Vice-presidential candidates have long been treated as an open book. As far back as the deferential pre-web 1970s, a vice-president's confidential medical history was made public, forcing him to withdraw. Eagelton's bipolar history in no way disqualified him for the vice-presidency in the way Palin's own record clearly disqualifies her for the vice-presidency. And the most obvious contemporary example is former vice-presidential candidate, John Edwards. The Edwards story - showing stunning recklessness in a potential president - legitimized the reporting of the National Enquirer, and made their reporting in this news cycle legit. And the story - subsequently reported and endorsed in the New York Times and every mainstream media source - was less relevant to public life than Palin's. Because by the time the story broke, Edwards was out of the race. Palin is not just in the race, she's ahead - and we have six weeks to go. It is, I'd argue, the duty of the press and the blogosphere to ask any factual and fair questions to which there can be clear and factual answers.
Of open books, any sincere and legitimate factual question is askable. I notice too that a leading Alaskan politician, Andrew Halcro, a former state legislator who ran against Palin for governor, is now on record saying:
"I used to think that 'family' [sic] was off-limits, as far as politicians go. But Sarah Palin uses her kids as campaign props. Her son Trig has his own page on the state website. Her daughter Piper gets her travel paid when she goes to state events."

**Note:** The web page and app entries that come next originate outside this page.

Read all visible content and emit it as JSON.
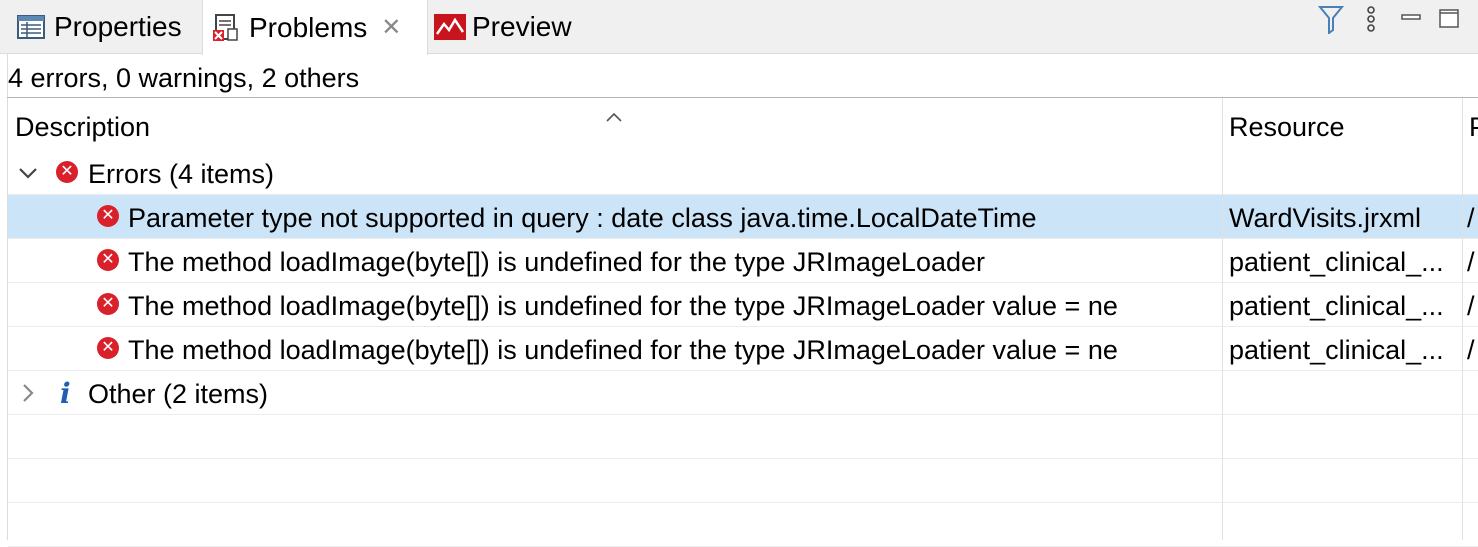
{
  "tabs": [
    {
      "label": "Properties",
      "icon": "properties-icon"
    },
    {
      "label": "Problems",
      "icon": "problems-icon",
      "close": "✕"
    },
    {
      "label": "Preview",
      "icon": "preview-icon"
    }
  ],
  "toolbar_icons": [
    "filter-icon",
    "view-menu-icon",
    "minimize-icon",
    "maximize-icon"
  ],
  "summary": "4 errors, 0 warnings, 2 others",
  "columns": {
    "description": "Description",
    "resource": "Resource",
    "path": "P"
  },
  "groups": {
    "errors": {
      "label": "Errors (4 items)"
    },
    "other": {
      "label": "Other (2 items)"
    }
  },
  "rows": [
    {
      "description": "Parameter type not supported in query : date class java.time.LocalDateTime",
      "resource": "WardVisits.jrxml",
      "path": "/"
    },
    {
      "description": "The method loadImage(byte[]) is undefined for the type JRImageLoader",
      "resource": "patient_clinical_...",
      "path": "/"
    },
    {
      "description": "The method loadImage(byte[]) is undefined for the type JRImageLoader value = ne",
      "resource": "patient_clinical_...",
      "path": "/"
    },
    {
      "description": "The method loadImage(byte[]) is undefined for the type JRImageLoader value = ne",
      "resource": "patient_clinical_...",
      "path": "/"
    }
  ],
  "colors": {
    "selection": "#cce4f7",
    "error": "#d8212b",
    "info": "#1e5fb3"
  }
}
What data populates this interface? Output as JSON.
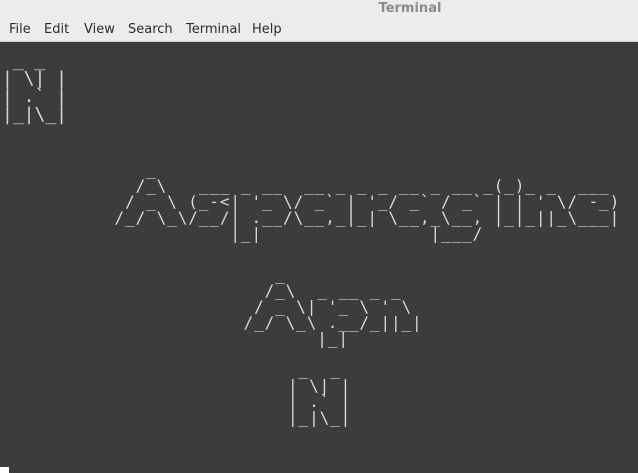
{
  "window": {
    "title": "Terminal"
  },
  "menu": {
    "file": "File",
    "edit": "Edit",
    "view": "View",
    "search": "Search",
    "terminal": "Terminal",
    "help": "Help"
  },
  "terminal": {
    "lines": {
      "n_top": " _ _\n| \\| |\n| .` |\n|_|\\_|",
      "asparagine": "    _\n   /_\\   ___ _ __  __ _ _ _ __ _ __ _(_)_ _  ___\n  / _ \\ (_-<| '_ \\/ _` | '_/ _` / _` | | ' \\/ -_)\n /_/ \\_\\/__/| .__/\\__,_|_| \\__,_\\__, |_|_||_\\___|\n            |_|                |___/",
      "apn": "    _\n   /_\\  _ __ _ _\n  / _ \\| '_ \\ ' \\\n /_/ \\_\\ .__/_||_|\n        |_|",
      "n_bottom": " _  _\n| \\| |\n| .` |\n|_|\\_|"
    }
  },
  "colors": {
    "terminal_bg": "#3c3c3c",
    "terminal_fg": "#d8d8d8",
    "chrome_bg": "#ececec",
    "title_fg": "#8a8a8a"
  }
}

It seems to me that if you are on record saying that your life is an open book, and you have a state-run web-page about your infant son, and your own children's travel is paid for by the state, and you presented your infant son at a convention televised across the entire world, and you sent out a press release outing your own daughter's current pregnancy, then it is not despicable, evil, vile or outrageous for the press to ask factual, answerable questions about Sarah Palin's experiences as a pregnant and non-pregnant mother and about her marriage and about her parenting of her children. Palin herself just said so.
Please email me and tell me why I'm wrong about this. I want to air all possible views and dissents. I want to do the right thing, to learn as much as we can about this woman. All I want is to know more - about this new, unknown, clearly dishonest person who is asking to be elected a potential president of the United States by next January.